Respiratory Therapy Program Director gives students more than a gentle push in the right direction

June 14, 2016
Temecula Respiratory Therapy program director Tanner Bliss
RT Program Director Tanner Bliss wants his students to be fully prepared to give patients the high level of care they deserve.

Tanner Bliss watched too many Respiratory Therapists in local hospitals giving less than their chosen profession – and their patients – deserved. “A big part of why I got into teaching was seeing respiratory therapists there for a paycheck, more than anything. I wanted to impact the next generation of therapists by influencing students to try to be their best.”

As Respiratory Therapy (RT) Program Director for SJVC’s Temecula campus, Tanner is in the perfect position to bring the full force of his ambition into play, as he educates and grooms students toward highest professional standards.
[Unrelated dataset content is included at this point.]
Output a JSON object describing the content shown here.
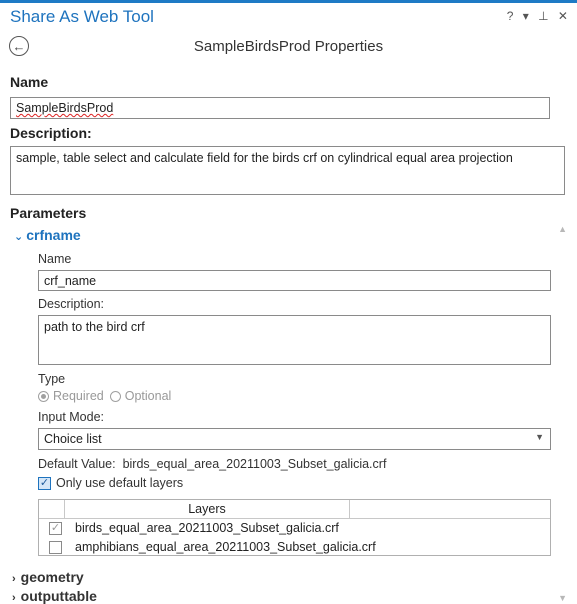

“As hard as we push them (respiratory therapy students), we want them to know that they can do this, they can accomplish this,” says Bliss. “By the time they get to the end and realize that they did do it, they can do anything.”

“Mr. Bliss makes sure his students understand the concepts that are taught and he will NOT give up on you,” says Tierra Norris, RT student. “He is a great motivator and it is clear that he wants his students to strive for success.”

Tanner has a lot of empathy and understanding for his students. Maybe that is because it was not that many years ago that he was a Respiratory Therapy student on SJVC’s Rancho Cucamonga campus (now Ontario), striving to master that which he now teaches.

“Here is someone who was an excellent student in our RT Program and showed great promise as a dedicated, compassionate and very smart student,” says Ricardo Guzman, Respiratory Therapy Program Director at the Ontario campus. “Tanner is one of the greatest examples of what is possible when a person gives all of themselves to their profession. He continues to inspire us, and his story is one we often share with our students.”

Tanner enjoys watching his students go through the same paces he once walked so successfully. He is excited by the changes in them as they steadily progress. “When you see the light in their eyes when they accomplish something, or when they come back from clinic and they are able to see things in action that they have been taught and feel good because they were able to handle it well – that’s really fun.”

Tanner is especially proud that his students stand out to clinic supervisors and peers alike. “Employers are giving high marks to all our graduates,” he says.

For all the students’ lives he is touching, Tanner’s career very nearly veered into a different direction.

“I was trying to figure out what kind of doctor I wanted to be and my brother Edward (a Respiratory Therapist) recommended this as a stepping stone. When I got into it, I realized that I didn’t want to be a doctor and have a pager attached to my hip. I have not one regret.”

No matter what career path Tanner might have taken, he was certain to bring a few important characteristics along with him. His parents Rand and Valerie gave him fine examples to emulate.

“My dad has always been a hard worker and he showed me how to be a hard worker,” says Tanner. “He is a machinist and has worked 60 hours a week, almost as long as I’ve known him. My mom has been a good example as far as bringing out one of my personality traits; being kind of even-keeled and mild tempered.”

Tanner’s wife, Michelle and sons Zayden (2) and Corban (1 month) make home the best place to be at the end of his day. “Before kids, there was plenty of hiking, camping and outdoor stuff,” says Tanner. Parenthood has shifted those activities a bit. “It’s a lot of fun, but it would be nice to get some sleep again,” he laughs.

Tanner has a few quotes at the ready to help his students get through some rough patches. One of his favorites that might help him through his own current moment of parenthood might work: “When a hurricane comes your way, enjoy the breeze.”